### WHAT TO DO
Among the records below, which lines contain the string "kind"? Report them.

[Data records for software interfaces]
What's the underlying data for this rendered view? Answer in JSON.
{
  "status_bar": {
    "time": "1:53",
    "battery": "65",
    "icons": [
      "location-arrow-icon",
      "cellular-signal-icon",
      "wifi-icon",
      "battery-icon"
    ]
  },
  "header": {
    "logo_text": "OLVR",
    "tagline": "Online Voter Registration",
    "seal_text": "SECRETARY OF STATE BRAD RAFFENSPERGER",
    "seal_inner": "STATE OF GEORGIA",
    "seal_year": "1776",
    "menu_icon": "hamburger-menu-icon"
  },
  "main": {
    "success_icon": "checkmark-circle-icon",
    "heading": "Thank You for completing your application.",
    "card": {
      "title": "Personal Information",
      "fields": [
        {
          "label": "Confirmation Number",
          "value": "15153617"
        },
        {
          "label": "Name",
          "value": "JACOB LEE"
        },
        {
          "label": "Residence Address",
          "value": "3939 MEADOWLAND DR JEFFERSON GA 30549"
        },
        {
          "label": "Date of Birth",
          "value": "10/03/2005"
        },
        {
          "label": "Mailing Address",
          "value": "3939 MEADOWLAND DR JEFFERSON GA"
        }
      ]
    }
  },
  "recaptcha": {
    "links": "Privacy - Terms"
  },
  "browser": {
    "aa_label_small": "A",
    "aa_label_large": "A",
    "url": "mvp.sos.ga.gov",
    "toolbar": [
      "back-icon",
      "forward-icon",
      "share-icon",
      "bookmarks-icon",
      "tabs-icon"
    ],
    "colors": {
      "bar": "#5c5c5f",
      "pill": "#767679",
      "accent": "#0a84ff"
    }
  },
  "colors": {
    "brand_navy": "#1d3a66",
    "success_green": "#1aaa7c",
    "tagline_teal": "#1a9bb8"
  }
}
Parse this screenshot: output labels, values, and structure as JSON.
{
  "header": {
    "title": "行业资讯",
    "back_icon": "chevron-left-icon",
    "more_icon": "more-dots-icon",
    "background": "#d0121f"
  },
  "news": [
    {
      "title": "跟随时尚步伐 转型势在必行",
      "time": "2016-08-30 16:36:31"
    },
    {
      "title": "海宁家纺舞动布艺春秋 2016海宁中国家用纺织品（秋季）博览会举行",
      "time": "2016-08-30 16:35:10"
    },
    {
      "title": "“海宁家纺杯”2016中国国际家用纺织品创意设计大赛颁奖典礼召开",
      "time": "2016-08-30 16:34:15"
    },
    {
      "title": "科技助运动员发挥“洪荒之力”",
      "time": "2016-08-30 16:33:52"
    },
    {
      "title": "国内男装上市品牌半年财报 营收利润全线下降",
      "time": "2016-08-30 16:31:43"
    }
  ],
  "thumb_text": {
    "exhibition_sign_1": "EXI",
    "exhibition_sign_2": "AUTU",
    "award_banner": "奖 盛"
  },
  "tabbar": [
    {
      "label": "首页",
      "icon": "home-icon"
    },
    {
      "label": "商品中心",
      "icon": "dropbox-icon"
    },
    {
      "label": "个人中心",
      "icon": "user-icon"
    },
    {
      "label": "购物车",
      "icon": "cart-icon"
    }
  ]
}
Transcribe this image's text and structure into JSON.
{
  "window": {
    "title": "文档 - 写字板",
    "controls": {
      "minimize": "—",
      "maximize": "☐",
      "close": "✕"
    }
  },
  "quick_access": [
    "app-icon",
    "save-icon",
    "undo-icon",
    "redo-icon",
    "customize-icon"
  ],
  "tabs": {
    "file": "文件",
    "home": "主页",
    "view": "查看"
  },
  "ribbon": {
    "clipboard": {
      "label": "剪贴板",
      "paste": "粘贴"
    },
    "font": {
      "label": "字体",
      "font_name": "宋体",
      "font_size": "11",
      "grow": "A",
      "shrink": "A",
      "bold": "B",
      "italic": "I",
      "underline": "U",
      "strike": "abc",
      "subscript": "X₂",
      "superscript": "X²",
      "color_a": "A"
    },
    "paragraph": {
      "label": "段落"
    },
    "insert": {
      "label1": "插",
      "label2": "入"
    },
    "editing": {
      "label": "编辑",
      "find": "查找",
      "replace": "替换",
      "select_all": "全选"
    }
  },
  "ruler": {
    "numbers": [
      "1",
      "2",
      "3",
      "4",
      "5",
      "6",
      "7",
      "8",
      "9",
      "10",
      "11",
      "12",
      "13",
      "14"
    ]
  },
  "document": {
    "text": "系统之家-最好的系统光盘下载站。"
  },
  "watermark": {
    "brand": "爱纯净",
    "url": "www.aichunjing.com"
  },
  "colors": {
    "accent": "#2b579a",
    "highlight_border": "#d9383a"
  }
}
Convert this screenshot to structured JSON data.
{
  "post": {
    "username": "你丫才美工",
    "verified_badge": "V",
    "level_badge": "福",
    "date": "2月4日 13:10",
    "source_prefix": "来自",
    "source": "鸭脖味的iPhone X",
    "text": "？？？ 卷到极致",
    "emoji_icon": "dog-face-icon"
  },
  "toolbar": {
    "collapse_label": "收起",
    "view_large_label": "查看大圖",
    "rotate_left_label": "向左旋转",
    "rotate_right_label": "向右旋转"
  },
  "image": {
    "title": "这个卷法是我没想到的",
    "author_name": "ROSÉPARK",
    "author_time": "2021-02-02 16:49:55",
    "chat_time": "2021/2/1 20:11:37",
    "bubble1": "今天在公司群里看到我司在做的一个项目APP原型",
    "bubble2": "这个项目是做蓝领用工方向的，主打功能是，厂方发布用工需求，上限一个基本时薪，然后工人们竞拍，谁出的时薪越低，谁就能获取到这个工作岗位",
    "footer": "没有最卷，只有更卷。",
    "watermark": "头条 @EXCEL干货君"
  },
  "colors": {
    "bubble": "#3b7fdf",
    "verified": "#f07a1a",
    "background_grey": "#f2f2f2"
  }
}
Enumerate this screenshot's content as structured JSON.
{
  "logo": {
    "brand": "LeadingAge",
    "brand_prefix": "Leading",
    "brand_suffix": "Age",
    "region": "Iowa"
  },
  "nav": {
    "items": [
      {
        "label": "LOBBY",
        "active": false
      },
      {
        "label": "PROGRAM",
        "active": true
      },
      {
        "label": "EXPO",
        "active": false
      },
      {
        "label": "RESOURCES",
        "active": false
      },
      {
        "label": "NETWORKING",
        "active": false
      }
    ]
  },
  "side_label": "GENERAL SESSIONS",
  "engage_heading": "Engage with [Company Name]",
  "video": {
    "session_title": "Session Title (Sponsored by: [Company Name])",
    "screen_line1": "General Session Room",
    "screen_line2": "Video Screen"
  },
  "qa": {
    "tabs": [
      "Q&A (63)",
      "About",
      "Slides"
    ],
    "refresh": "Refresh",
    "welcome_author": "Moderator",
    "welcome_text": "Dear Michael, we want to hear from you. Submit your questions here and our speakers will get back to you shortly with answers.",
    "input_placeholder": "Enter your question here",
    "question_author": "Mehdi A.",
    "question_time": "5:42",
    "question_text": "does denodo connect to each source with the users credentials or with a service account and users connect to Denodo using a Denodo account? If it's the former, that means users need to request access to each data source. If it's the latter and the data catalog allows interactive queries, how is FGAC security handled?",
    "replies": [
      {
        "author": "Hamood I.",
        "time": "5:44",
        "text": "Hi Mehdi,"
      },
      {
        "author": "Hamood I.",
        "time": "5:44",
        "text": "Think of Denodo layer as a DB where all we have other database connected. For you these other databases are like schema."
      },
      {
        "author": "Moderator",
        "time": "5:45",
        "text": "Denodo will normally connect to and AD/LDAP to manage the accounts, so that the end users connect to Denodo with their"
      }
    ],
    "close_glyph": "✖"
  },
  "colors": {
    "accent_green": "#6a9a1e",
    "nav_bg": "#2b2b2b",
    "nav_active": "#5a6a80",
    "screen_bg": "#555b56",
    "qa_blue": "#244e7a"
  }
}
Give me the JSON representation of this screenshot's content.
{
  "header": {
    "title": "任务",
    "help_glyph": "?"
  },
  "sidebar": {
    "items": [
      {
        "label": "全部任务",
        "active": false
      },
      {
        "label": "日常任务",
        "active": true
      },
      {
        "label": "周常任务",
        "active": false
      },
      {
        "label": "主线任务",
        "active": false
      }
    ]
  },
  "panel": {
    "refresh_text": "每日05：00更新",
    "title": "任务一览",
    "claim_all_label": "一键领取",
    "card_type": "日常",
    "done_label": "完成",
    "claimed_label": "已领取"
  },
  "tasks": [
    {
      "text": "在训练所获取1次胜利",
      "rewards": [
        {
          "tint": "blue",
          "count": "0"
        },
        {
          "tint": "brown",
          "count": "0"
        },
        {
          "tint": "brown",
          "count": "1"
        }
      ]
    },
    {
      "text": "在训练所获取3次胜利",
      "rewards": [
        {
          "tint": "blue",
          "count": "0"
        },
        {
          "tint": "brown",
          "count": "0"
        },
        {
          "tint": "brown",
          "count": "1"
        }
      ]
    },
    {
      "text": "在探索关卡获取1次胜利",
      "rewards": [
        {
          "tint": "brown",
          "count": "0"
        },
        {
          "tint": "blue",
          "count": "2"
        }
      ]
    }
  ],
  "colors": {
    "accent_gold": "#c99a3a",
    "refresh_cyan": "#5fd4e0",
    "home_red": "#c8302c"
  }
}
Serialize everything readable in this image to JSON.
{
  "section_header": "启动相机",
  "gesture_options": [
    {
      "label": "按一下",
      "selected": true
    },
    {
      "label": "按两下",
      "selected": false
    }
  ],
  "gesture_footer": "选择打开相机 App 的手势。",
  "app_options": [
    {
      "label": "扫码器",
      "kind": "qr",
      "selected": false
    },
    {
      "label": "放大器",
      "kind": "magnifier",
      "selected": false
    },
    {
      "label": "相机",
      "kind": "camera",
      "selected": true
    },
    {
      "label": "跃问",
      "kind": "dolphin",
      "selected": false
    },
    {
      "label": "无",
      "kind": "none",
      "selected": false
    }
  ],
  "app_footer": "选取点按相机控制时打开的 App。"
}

### RESPONSE FOR THIS EXERCISE
      "kind": "qr",
      "kind": "magnifier",
      "kind": "camera",
      "kind": "dolphin",
      "kind": "none",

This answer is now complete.